Julianne Moore and Dennis Haysbert in Far from Heaven (2002)
Possibly Far from Heaven, a collaboration with playwright Richard Greenberg, is even more of a head-scratcher. Why would anyone want to turn Haynes’s movie into a musical? It’s about a Hartford, Connecticut Mattron who discovers that her husband is gay and then falls in love with her African-American gardener. Haynes intended it as a corrective to the Technicolor soap operas of the fifties that tamped down homoerotic subplots and relegated black characters to demeaning subsidiary roles, and its ideal audience seemed to be made up of academics with a fondness for post-modern deconstruction and serious admirers of Douglas Sirk’s glossy hothouse melodramas, who have often claimed that Sirk rebelled against the social constrictions of his era in histrionic pictures like Imitation of Life and All That Heaven Allows. I don’t think much of Sirk, but his movies are seldom boring; Far from Heaven, by contrast, is arid and theoretical – though no less preposterous. Haynes creates an alternative version of the fifties that borders on the Martian. Raymond, the gardener (played by Dennis Haysbert), is highly cultivated and can speak articulately on a variety of subjects; the only thing he doesn’t seem to know anything about is gardening, and we never see him do any. Yet despite his intelligence, he’s shocked when his squiring a white woman around draws unpleasant attention, as if he’d never heard of racism. Haynes is so eager to show us how superior this black man is that he draws him as if he’d been dropped into New England from some sociologically advanced planet. The movie is so fanatically bent on pushing through its thesis that it winds up looking idiotic. The point of casting Dennis Quaid, an almost iconically straight actor, as a closeted homosexual is that we’d never imagine he might be. But instead we don’t believe he could be, which isn’t the same thing. Haynes’s strategies run to making the Whitakers’ little boy effeminate and their little girl a tomboy, to show us that children can sometimes elude gender stereotypes.

Sunday, July 29, 2012

The Evil That Men Do: Chinatown and L.A. Confidential

Los Angeles has always had a knack for attracting men (and it's almost always men) who saw an opportunity to take the City of Angels and try to remake it in their own image. These self-made men also didn't get to that position by being kind, or by doing the right thing. In fact, they rarely possessed any kind of moral compass; often they were sociopaths if not downright psychopathic. I'm speaking of people like William Mulholland, William Randolph Hearst and other 'captains of industry.' These titans, these monstrous icons, would later have streets, buildings and cities named after them, but their crimes, the terrible things they did, would largely be forgotten. Of course, this is a familiar story of any big city. Toronto, for example, has a street and various schools named Jarvis. But you wouldn't want to pull back the veil of the Jarvis clan in the 18th and 19th centuries because you might not like what you would find. The hothouse climate of LA, though, seems to attract an inordinate number of them.

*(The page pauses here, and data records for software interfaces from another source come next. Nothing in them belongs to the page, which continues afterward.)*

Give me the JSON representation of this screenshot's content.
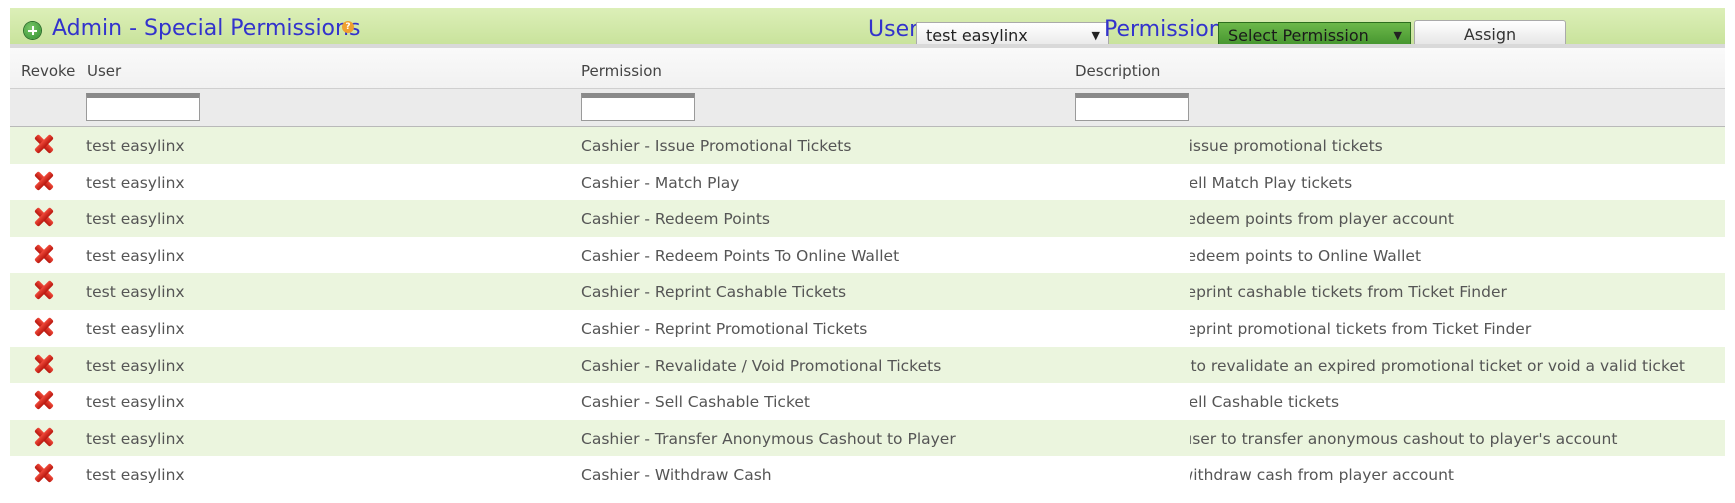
{
  "header": {
    "title": "Admin - Special Permissions",
    "help_glyph": "?",
    "user_label": "User:",
    "user_value": "test easylinx",
    "permission_label": "Permission:",
    "permission_value": "Select Permission",
    "assign_label": "Assign",
    "select_arrow": "▼"
  },
  "columns": {
    "revoke": "Revoke",
    "user": "User",
    "permission": "Permission",
    "description": "Description"
  },
  "rows": [
    {
      "user": "test easylinx",
      "permission": "Cashier - Issue Promotional Tickets",
      "description": "Allows user to issue promotional tickets"
    },
    {
      "user": "test easylinx",
      "permission": "Cashier - Match Play",
      "description": "Allow user to sell Match Play tickets"
    },
    {
      "user": "test easylinx",
      "permission": "Cashier - Redeem Points",
      "description": "Allow user to redeem points from player account"
    },
    {
      "user": "test easylinx",
      "permission": "Cashier - Redeem Points To Online Wallet",
      "description": "Allow user to redeem points to Online Wallet"
    },
    {
      "user": "test easylinx",
      "permission": "Cashier - Reprint Cashable Tickets",
      "description": "Allow user to reprint cashable tickets from Ticket Finder"
    },
    {
      "user": "test easylinx",
      "permission": "Cashier - Reprint Promotional Tickets",
      "description": "Allow user to reprint promotional tickets from Ticket Finder"
    },
    {
      "user": "test easylinx",
      "permission": "Cashier - Revalidate / Void Promotional Tickets",
      "description": "Allows cashier to revalidate an expired promotional ticket or void a valid ticket"
    },
    {
      "user": "test easylinx",
      "permission": "Cashier - Sell Cashable Ticket",
      "description": "Allow user to sell Cashable tickets"
    },
    {
      "user": "test easylinx",
      "permission": "Cashier - Transfer Anonymous Cashout to Player",
      "description": "Allow cashier user to transfer anonymous cashout to player's account"
    },
    {
      "user": "test easylinx",
      "permission": "Cashier - Withdraw Cash",
      "description": "Allow user to withdraw cash from player account"
    }
  ],
  "icons": {
    "add": "add-icon",
    "help": "help-icon",
    "revoke": "revoke-x-icon"
  },
  "colors": {
    "header_bg": "#c9e39c",
    "title_blue": "#3333cc",
    "alt_row": "#ebf5de",
    "revoke_red": "#d42a1e",
    "permission_select": "#4f9f35"
  }
}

Inevitably, when these guys went about their business, other people, often innocent people, paid dearly. It is even said by some that the tragic Elizabeth Short may have been killed by famous men who used her for their own ends and then disposed of her. (Short, whose nickname was Black Dahlia, is a famous-in-death young woman who came to Hollywood in 1946 looking for fame and all she found was murder by dismemberment in 1947. Short's murder has never been solved and has become the basis of many books and films, including Ulu Grosbard's interesting, but flawed 1981 picture True Confessions and Brian De Palma's reviled 2006 The Black Dahlia.) Besides the Dahlia story, Hollywood has rarely had the cojones to tackle stories about these men right in L.A.’s own backyard. But over the years, filmmakers like Philip Kaufman – in his 1993 film Rising Sun – and Robert Altman – in his 1973 picture The Long Goodbye – have all addressed what these legendary giants do either directly, or indirectly. But it wasn’t the prime focus of those works. Two great films, however, both of which I consider masterpieces, have confronted these men straight on: Roman Polanski's Chinatown (1974) and Curtis Hanson's L.A. Confidential (1997).